*PROBLEM TO SOLVE*.
Pictures must not appear in the copy. Set down exactly the line with "Parse this screenshot: output" and each line after it through the end of the data below.

Stored dataset items:

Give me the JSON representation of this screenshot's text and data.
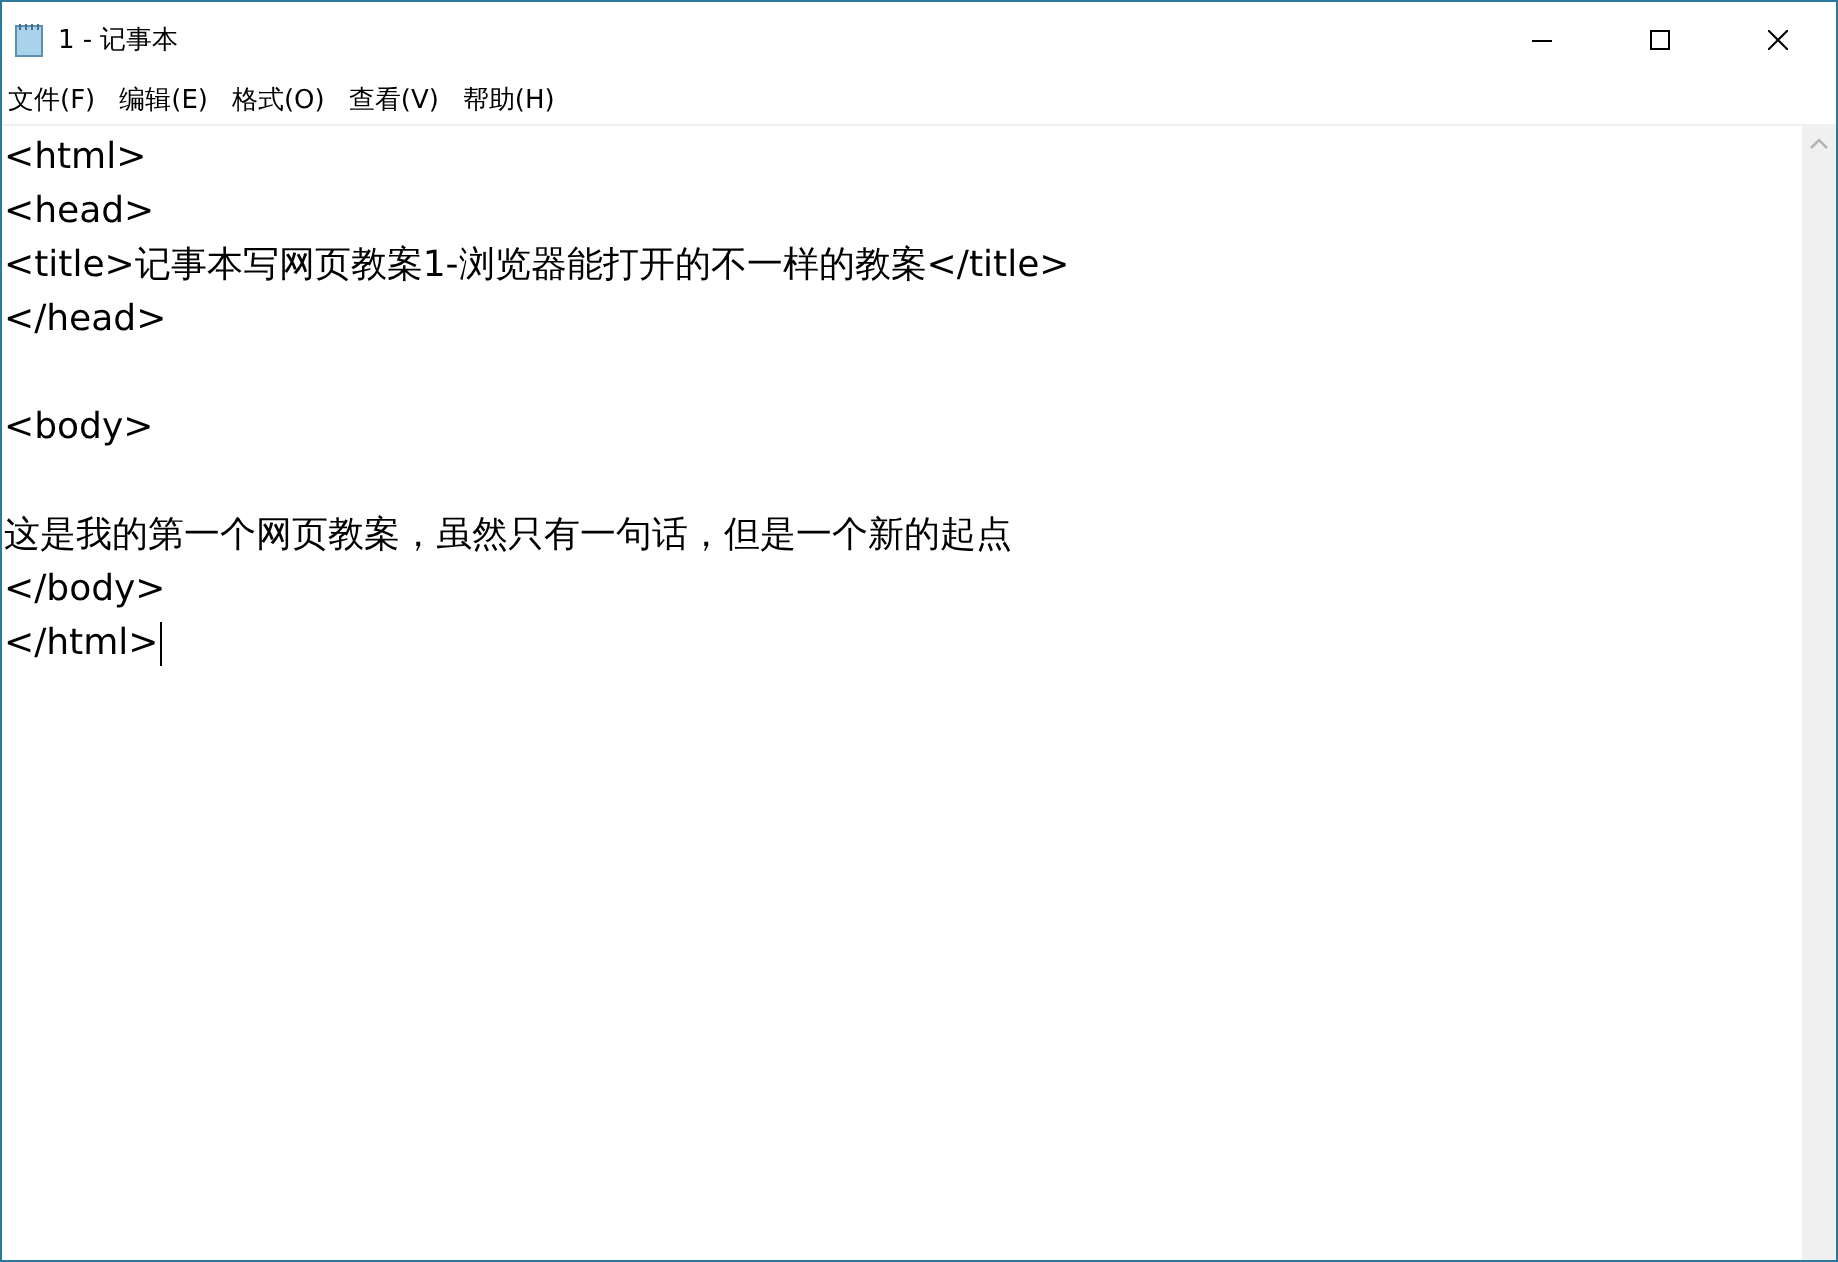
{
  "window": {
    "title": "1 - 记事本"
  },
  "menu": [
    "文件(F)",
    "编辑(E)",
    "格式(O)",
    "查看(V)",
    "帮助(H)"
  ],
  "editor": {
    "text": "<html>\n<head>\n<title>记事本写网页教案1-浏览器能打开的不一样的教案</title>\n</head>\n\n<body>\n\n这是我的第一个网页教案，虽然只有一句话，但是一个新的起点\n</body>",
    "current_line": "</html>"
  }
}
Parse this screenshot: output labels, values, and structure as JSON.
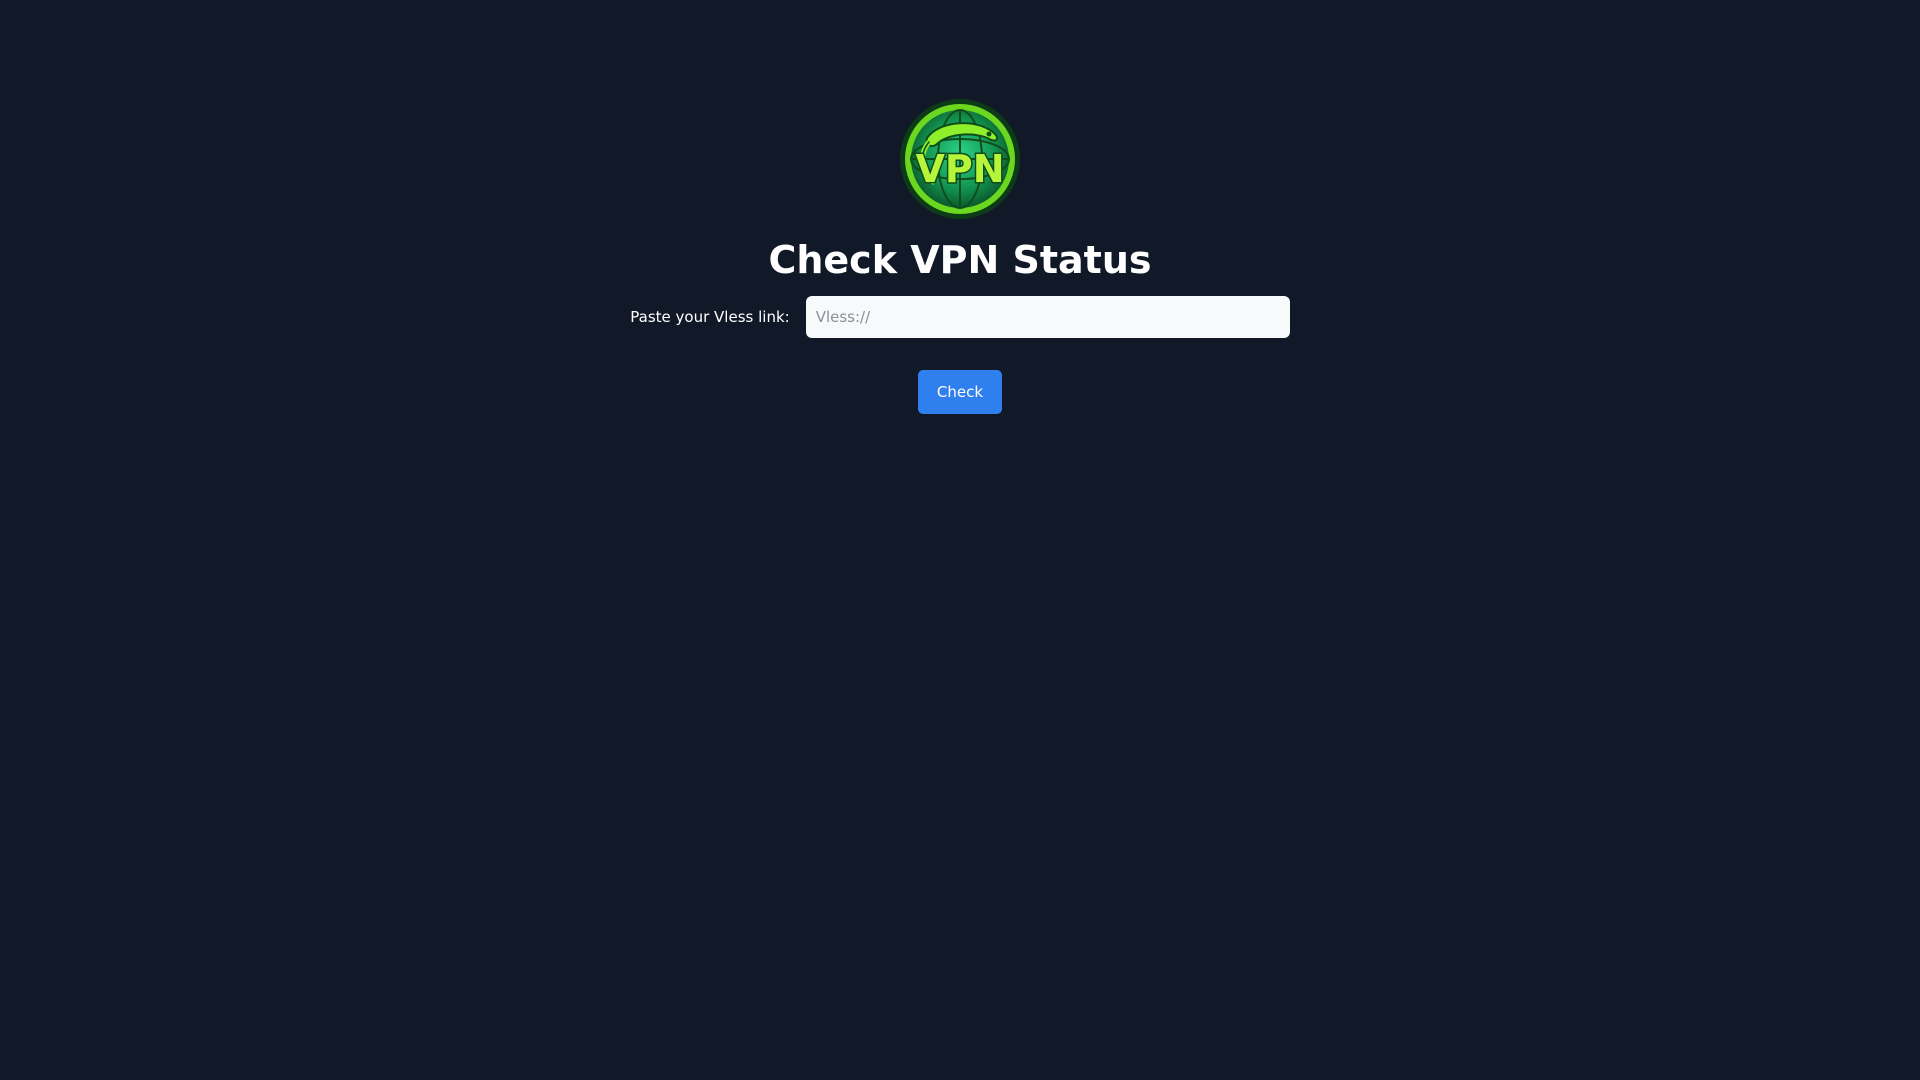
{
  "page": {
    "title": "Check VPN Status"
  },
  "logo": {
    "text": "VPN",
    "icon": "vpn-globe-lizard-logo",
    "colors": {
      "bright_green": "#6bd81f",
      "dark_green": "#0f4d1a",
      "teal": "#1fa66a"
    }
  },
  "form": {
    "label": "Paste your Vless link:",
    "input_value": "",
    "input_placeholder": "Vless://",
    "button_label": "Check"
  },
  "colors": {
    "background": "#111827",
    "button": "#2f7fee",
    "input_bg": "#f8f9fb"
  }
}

*OUTPUT BELOW*.
Parse this screenshot: output labels, values, and structure as JSON.
{
  "page": {
    "title": "Check VPN Status"
  },
  "logo": {
    "text": "VPN",
    "icon": "vpn-globe-lizard-logo",
    "colors": {
      "bright_green": "#6bd81f",
      "dark_green": "#0f4d1a",
      "teal": "#1fa66a"
    }
  },
  "form": {
    "label": "Paste your Vless link:",
    "input_value": "",
    "input_placeholder": "Vless://",
    "button_label": "Check"
  },
  "colors": {
    "background": "#111827",
    "button": "#2f7fee",
    "input_bg": "#f8f9fb"
  }
}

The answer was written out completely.